This case is not ruled by Merrill v. Post Publishing Co. 197 Mass. 185 . The publication in that case was to the effect that the plaintiff was the postmaster in charge of a post office where his sister was employed; that his sister had been arrested for larceny from the mails; and that there were those who believed that she stole in order "that she might help others." Page 193. It was held that the article could be found to have been directed against the plaintiff and his sister; and that to write that one was a brother of a person who had been arrested for larceny might tend to lower his standing in his community. The plaintiff in the case cited was in charge of the post office where the theft occurred by a clerk who was employed there. In the case at bar the article was not aimed at the plaintiff and it did not state, nor was it averred in the declaration, that she had any connection whatever with the death of her husband. Furthermore, it is at least doubtful from the reasoning of the opinion in the Merrill case, whether, if the article had stated merely that the clerk had been arrested for larceny and that she had a brother, the latter would have a cause of action. No question was there presented as to the right of a relative to recover for defamation of a deceased person, and the remark in the opinion that a man's standing may be affected by a publication that his parents or ancestors were criminals was unnecessary to the decision. The case has never been cited by this court or, as far as we are aware, by the majority opinion of any court as authority for the proposition that defamation of the memory of a deceased person gives a cause of action to his relatives. The almost unanimous trend of judicial thought is that such a proposition is unsound. Many of the cases are collected in 132 Am. L. R. 888. Compare Huot v. Noiseux, 2 Queb. Q. B. 521; Chiniquy v. Begin, 24 Queb. K. B. 294. The Merrill case cannot be employed to extend liability into a

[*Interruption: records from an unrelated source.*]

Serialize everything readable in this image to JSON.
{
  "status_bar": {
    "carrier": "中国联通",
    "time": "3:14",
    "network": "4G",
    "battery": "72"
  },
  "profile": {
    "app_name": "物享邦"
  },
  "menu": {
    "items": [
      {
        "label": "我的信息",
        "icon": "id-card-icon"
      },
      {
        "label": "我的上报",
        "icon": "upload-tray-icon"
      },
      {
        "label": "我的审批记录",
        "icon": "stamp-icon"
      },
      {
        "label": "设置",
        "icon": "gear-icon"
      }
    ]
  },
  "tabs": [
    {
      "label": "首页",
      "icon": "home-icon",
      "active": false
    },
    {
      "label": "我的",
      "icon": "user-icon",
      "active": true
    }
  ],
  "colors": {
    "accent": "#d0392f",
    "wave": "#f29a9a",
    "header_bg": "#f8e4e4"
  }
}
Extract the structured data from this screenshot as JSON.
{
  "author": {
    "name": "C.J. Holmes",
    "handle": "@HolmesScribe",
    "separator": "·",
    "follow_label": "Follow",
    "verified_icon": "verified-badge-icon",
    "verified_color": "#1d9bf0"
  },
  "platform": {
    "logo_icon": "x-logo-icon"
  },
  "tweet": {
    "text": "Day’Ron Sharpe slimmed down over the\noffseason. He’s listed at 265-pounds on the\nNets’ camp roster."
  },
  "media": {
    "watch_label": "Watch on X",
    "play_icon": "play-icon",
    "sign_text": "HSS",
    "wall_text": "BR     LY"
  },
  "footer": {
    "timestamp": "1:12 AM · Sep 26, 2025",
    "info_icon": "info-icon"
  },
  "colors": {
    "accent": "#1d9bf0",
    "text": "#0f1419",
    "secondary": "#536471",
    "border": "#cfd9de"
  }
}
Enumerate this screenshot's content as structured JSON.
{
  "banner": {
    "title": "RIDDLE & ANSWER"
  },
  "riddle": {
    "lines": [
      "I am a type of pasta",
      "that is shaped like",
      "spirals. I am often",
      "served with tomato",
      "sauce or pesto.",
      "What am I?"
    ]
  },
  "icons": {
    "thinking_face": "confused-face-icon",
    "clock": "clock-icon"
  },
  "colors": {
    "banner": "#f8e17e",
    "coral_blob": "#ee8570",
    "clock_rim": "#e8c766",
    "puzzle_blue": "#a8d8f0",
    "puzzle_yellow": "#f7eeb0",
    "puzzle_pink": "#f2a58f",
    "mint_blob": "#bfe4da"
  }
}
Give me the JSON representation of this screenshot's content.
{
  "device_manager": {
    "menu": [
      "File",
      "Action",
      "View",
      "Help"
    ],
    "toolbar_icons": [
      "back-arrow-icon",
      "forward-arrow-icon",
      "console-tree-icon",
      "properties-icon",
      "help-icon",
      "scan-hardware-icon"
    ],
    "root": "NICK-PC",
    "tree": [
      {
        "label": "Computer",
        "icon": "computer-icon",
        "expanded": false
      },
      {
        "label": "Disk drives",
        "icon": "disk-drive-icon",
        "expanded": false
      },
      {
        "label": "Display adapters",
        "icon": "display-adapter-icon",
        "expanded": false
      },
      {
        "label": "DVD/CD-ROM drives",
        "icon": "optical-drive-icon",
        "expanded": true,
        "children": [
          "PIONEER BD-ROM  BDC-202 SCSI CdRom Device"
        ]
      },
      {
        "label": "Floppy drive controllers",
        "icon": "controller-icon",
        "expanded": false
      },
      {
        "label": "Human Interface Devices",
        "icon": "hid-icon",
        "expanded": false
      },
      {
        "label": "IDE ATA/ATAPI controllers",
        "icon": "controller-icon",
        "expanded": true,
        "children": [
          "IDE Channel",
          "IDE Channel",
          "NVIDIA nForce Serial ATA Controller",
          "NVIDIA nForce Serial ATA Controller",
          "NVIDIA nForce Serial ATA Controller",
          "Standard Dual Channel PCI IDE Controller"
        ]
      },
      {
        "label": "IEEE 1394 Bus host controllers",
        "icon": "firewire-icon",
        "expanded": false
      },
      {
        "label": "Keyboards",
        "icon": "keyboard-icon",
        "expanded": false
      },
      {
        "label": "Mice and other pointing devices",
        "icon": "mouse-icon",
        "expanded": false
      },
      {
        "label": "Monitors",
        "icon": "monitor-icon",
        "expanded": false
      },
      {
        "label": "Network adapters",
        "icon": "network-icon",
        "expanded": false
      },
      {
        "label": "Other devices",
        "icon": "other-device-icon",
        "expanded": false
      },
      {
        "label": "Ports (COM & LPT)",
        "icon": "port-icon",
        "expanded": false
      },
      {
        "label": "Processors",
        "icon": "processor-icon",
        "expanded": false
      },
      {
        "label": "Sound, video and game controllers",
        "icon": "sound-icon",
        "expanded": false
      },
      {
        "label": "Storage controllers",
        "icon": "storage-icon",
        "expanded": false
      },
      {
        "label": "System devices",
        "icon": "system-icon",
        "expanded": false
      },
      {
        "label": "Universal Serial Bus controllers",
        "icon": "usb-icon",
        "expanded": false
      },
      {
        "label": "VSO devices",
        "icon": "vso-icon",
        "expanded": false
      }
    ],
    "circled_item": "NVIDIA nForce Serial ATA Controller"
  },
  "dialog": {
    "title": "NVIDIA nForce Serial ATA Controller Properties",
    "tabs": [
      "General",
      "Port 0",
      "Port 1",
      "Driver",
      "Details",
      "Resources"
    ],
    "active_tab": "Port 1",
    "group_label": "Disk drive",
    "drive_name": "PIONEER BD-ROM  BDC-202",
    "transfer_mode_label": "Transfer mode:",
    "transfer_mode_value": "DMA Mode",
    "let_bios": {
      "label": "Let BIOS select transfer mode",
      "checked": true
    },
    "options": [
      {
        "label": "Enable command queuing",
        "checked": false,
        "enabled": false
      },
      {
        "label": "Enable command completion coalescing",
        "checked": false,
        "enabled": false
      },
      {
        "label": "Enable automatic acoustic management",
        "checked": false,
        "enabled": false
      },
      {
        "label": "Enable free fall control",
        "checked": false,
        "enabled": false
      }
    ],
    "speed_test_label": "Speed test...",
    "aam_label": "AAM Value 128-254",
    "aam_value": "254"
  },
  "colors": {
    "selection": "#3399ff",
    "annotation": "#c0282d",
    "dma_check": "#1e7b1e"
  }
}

field whose boundaries can hardly be defined with any fair degree of certainty and permit the recovery of damages by relatives, friends and business associates who have been injured by a publication that at most did no more than blacken the memory of a deceased person.
The order sustaining the demurrer is affirmed and judgment must be entered for the defendant. Keljikian v. Star Brewing Co. 303 Mass. 53 . Swinton v. Whitinsville Savings Bank, 311 Mass. 677 .